Exercise brief » If a line below contains the string "placeholder", return that line.

(App and web page records)

══════════════════════════════

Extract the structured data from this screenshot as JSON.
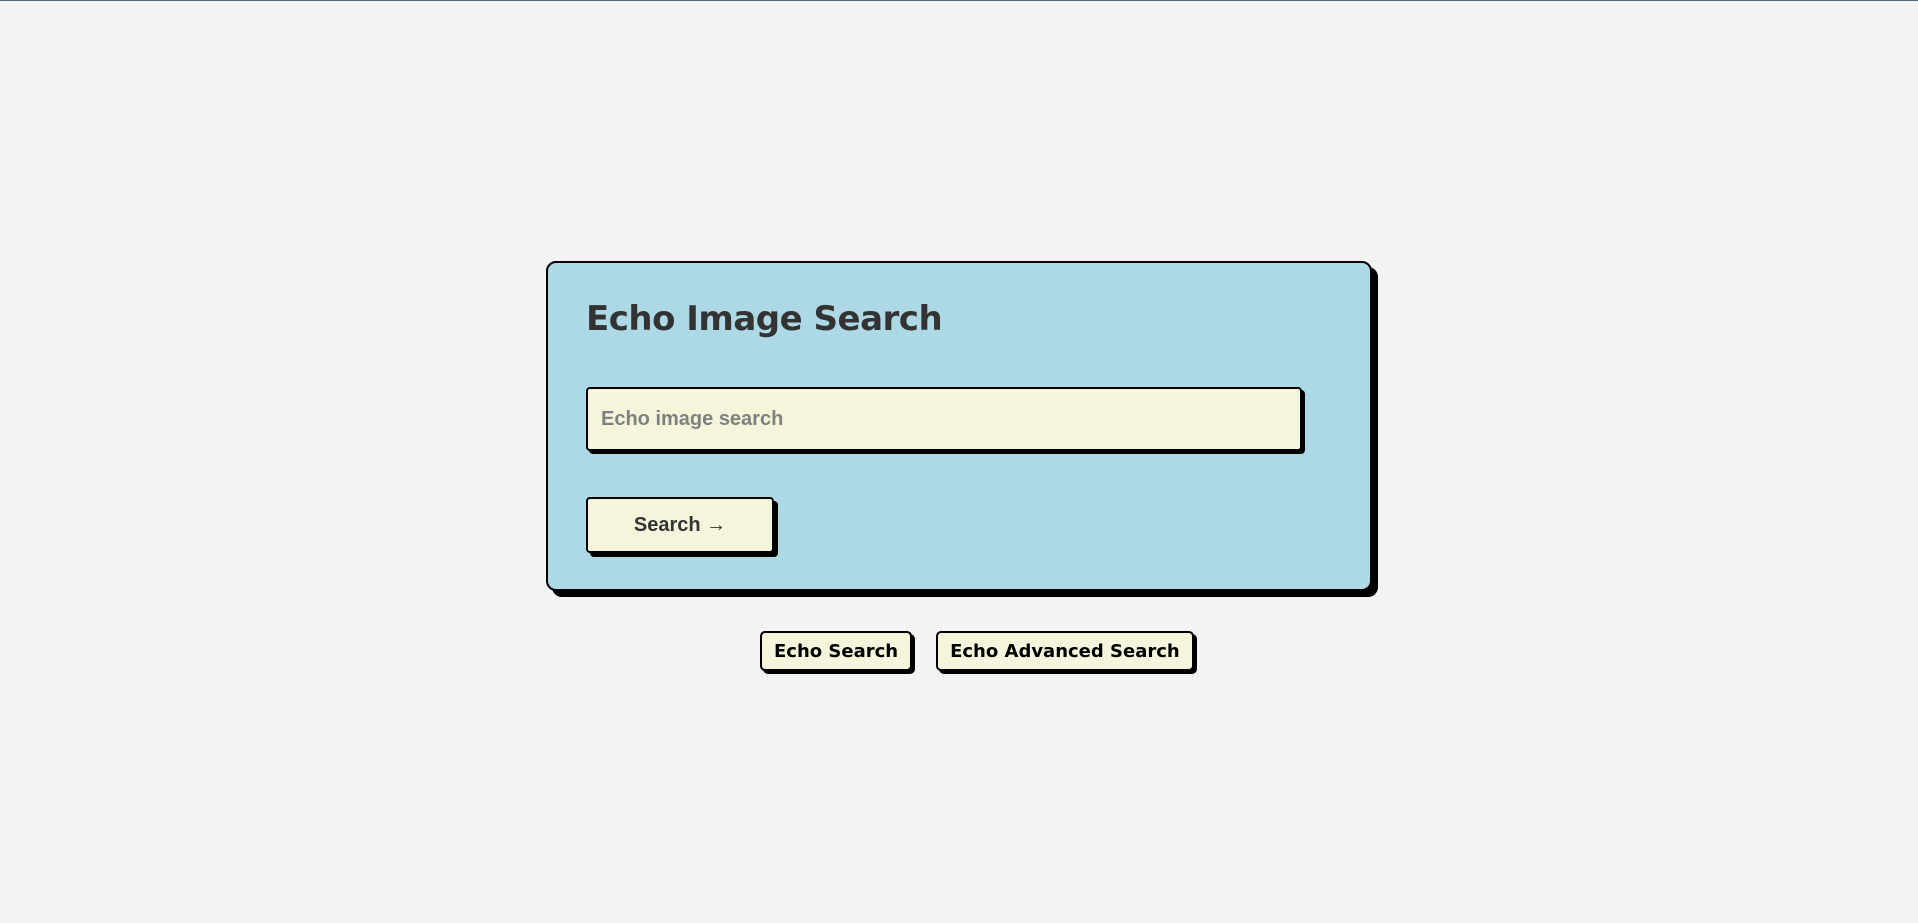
{
  "card": {
    "title": "Echo Image Search",
    "search": {
      "placeholder": "Echo image search",
      "value": ""
    },
    "submit_label": "Search →"
  },
  "footer": {
    "links": [
      {
        "label": "Echo Search"
      },
      {
        "label": "Echo Advanced Search"
      }
    ]
  },
  "colors": {
    "page_background": "#f3f3f3",
    "card_background": "#add8e6",
    "control_background": "#f5f5dc",
    "border": "#000000",
    "text": "#333333",
    "placeholder": "#808080"
  }
}
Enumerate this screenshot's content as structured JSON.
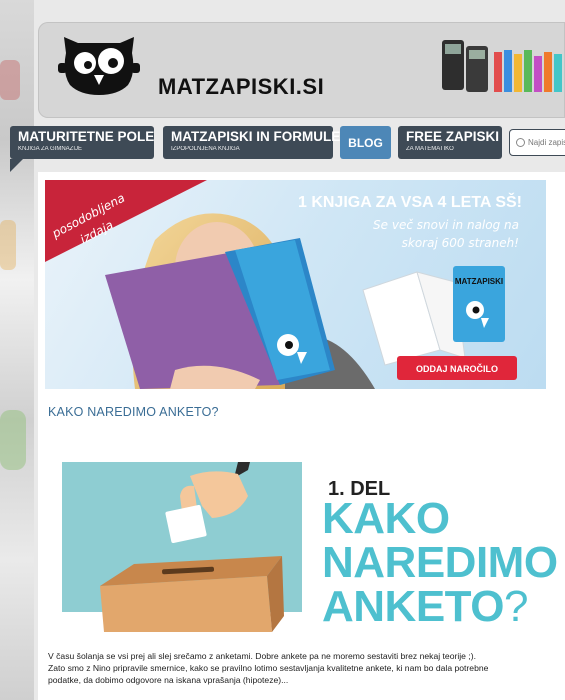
{
  "site": {
    "brand": "MATZAPISKI.SI"
  },
  "nav": [
    {
      "title": "MATURITETNE POLE",
      "sub": "KNJIGA ZA GIMNAZIJE"
    },
    {
      "title": "MATZAPISKI IN FORMULE",
      "sub": "IZPOPOLNJENA KNJIGA"
    },
    {
      "title": "BLOG"
    },
    {
      "title": "FREE ZAPISKI",
      "sub": "ZA MATEMATIKO"
    }
  ],
  "search": {
    "placeholder": "Najdi zapiske"
  },
  "banner": {
    "ribbon_line1": "posodobljena",
    "ribbon_line2": "izdaja",
    "headline": "1 KNJIGA ZA VSA 4 LETA SŠ!",
    "sub_line1": "Se več snovi in nalog na",
    "sub_line2": "skoraj 600 straneh!",
    "button": "ODDAJ NAROČILO",
    "book_title": "MATZAPISKI"
  },
  "article": {
    "title": "KAKO NAREDIMO ANKETO?",
    "image_part": "1. DEL",
    "image_line1": "KAKO",
    "image_line2": "NAREDIMO",
    "image_line3": "ANKETO",
    "image_qmark": "?",
    "body_line1": "V času šolanja se vsi prej ali slej srečamo z anketami. Dobre ankete pa ne moremo sestaviti brez nekaj teorije ;).",
    "body_line2": "Zato smo z Nino pripravile smernice, kako se pravilno lotimo sestavljanja kvalitetne ankete, ki nam bo dala potrebne",
    "body_line3": "podatke, da dobimo odgovore na iskana vprašanja (hipoteze)..."
  },
  "colors": {
    "nav": "#3e4a56",
    "blog": "#4d87b7",
    "accent_teal": "#4ec0cf",
    "ribbon": "#c8243a",
    "title_blue": "#3a6d95"
  }
}
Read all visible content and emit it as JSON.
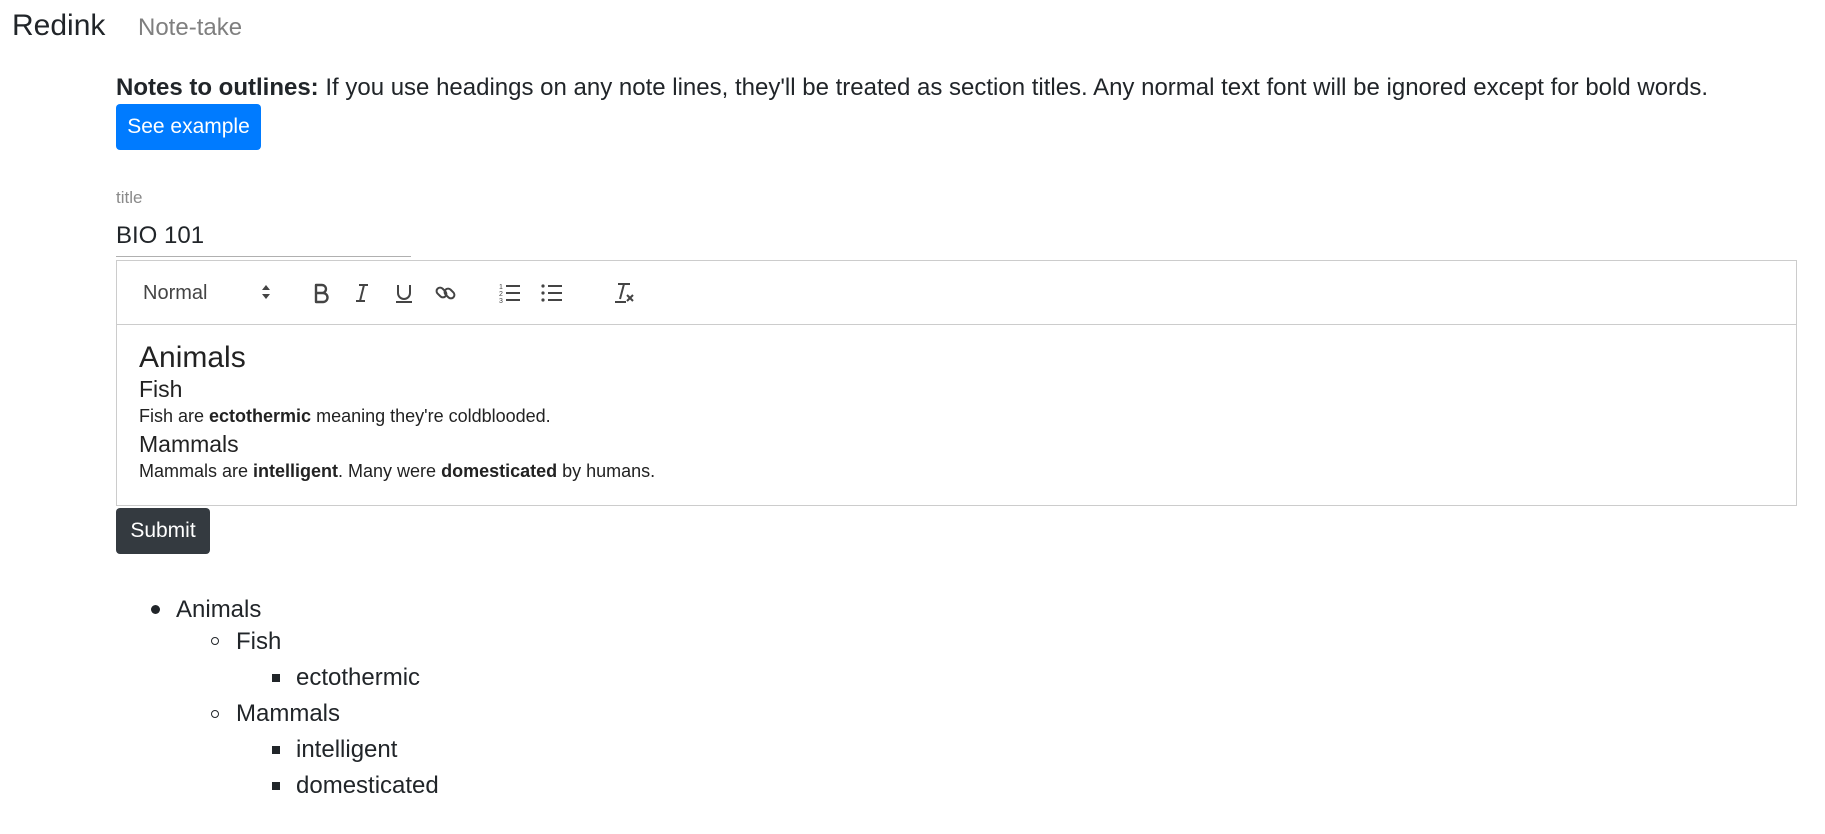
{
  "navbar": {
    "brand": "Redink",
    "links": [
      "Note-take"
    ]
  },
  "instructions": {
    "bold": "Notes to outlines:",
    "text": " If you use headings on any note lines, they'll be treated as section titles. Any normal text font will be ignored except for bold words."
  },
  "buttons": {
    "see_example": "See example",
    "submit": "Submit"
  },
  "title_field": {
    "label": "title",
    "value": "BIO 101"
  },
  "toolbar": {
    "format_select": "Normal",
    "icons": [
      "bold-icon",
      "italic-icon",
      "underline-icon",
      "link-icon",
      "ordered-list-icon",
      "bullet-list-icon",
      "clear-format-icon"
    ]
  },
  "editor_content": {
    "h1": "Animals",
    "fish_heading": "Fish",
    "fish_line": {
      "pre": "Fish are ",
      "bold": "ectothermic",
      "post": " meaning they're coldblooded."
    },
    "mammals_heading": "Mammals",
    "mammals_line": {
      "pre": "Mammals are ",
      "bold1": "intelligent",
      "mid": ". Many were ",
      "bold2": "domesticated",
      "post": " by humans."
    }
  },
  "outline": {
    "root": "Animals",
    "fish": "Fish",
    "fish_items": [
      "ectothermic"
    ],
    "mammals": "Mammals",
    "mammals_items": [
      "intelligent",
      "domesticated"
    ]
  },
  "colors": {
    "primary": "#007bff",
    "dark": "#343a40",
    "text": "#212529",
    "muted": "#7f7f7f"
  }
}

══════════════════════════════

Solution to this problem »
      "placeholder": "Echo image search",
    "placeholder": "#808080"
    "placeholder": "Najdi zapiske"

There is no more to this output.